It's back to school time, parents feel free to celebrate. Now with that done you may have noticed your teenage limping and complaining about their knee after practice or gym. If not great, if so listen up. For some teenagers, starting in the early teens they develop this sharp, painful and limiting knee pain without injury. You take them in and the doctor blurts out “Osgood-Schlatters.” And you then try to pronounce it, after a few attempts you manage to say it correctly but have no idea what it means. So what is going on with your teenager?
Well, it’s no secret that children and teens are going through rapid growth, and when it comes to the body, muscles grow faster than bone. Teenagers involved in sports and athletics can develop their muscle strength faster than what the bone can keep up with. The primary muscle here is the Quadriceps, the large muscles on the front of the thigh responsible for straightening the knee, lifting the leg, lifting the body if the feet are planted, jumping, etc... This muscle attaches first to the knee cap, and from there a ligament connects that to the front of the tibia or lower leg bone just below the knee. It’s at this point that Osgood-Schlatters occurs; appearing as a swollen bump that is very sensitive to pressure and impact (this can bring you to the ground if struck with even mild force). Pain can occur when climbing stairs, jumping, running, and squatting. Mild cases involve inflammation and swelling at the sight of attachment to the bone, usually lasting no more than a couple months. More advanced cases this can become an avulsion fracture of the bone where the muscle strength itself over time has caused the bone to start to separate from itself as the point of attachment is a growth plate; this stage can last years and will only resolve until the fracture heals and the growth plate has completely calcified. It’s important to identify and treat this condition early on before it progresses.
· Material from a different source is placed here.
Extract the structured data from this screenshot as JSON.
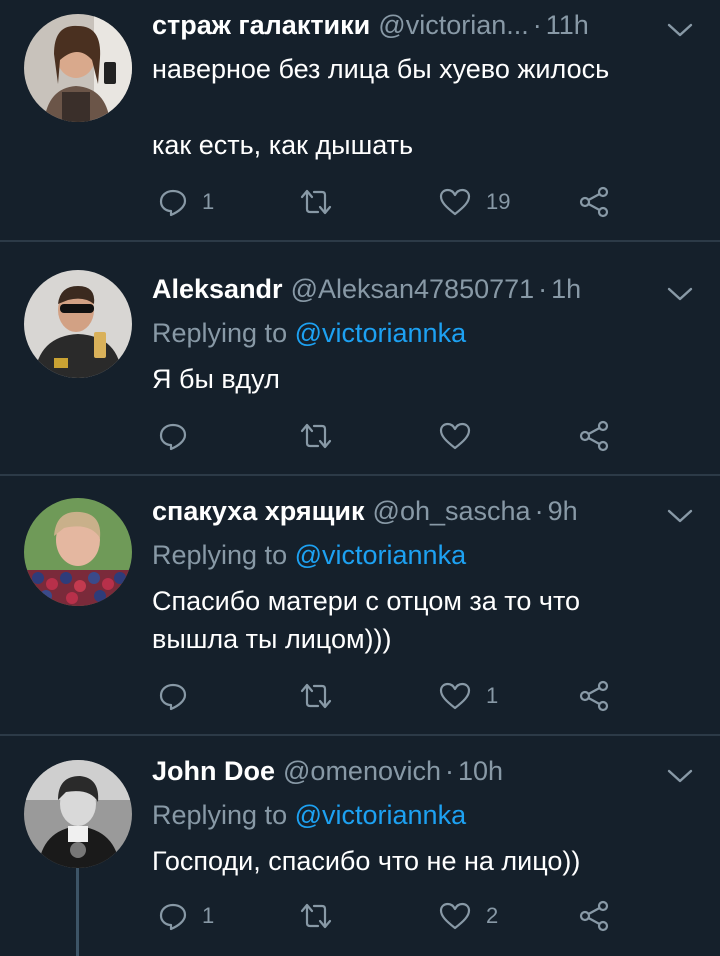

So what can be done? First and foremost, stretching. Increasing flexibility of the quads and also stretching of the hamstrings is very important because it will decrease stress applied to the area of pain. Light strength training for mild to moderate cases can help by improving knee stability and range of motion. Rest and time is important because a teenager’s muscles can literally heal overnight they can pack on a lot of strength in a short amount of time, in severe cases taking the kid out of sports is advised to allow the body time to catch up and repair. Strapping/taping can be used under the knee cap in order to reduce the stress being applied to the point of ligament attachment. Icing in 5 minute intervals can help improve blood flow and promote healing of the region. In the most extreme cases of full avulsion fracturing of the bone, surgery may be recommended.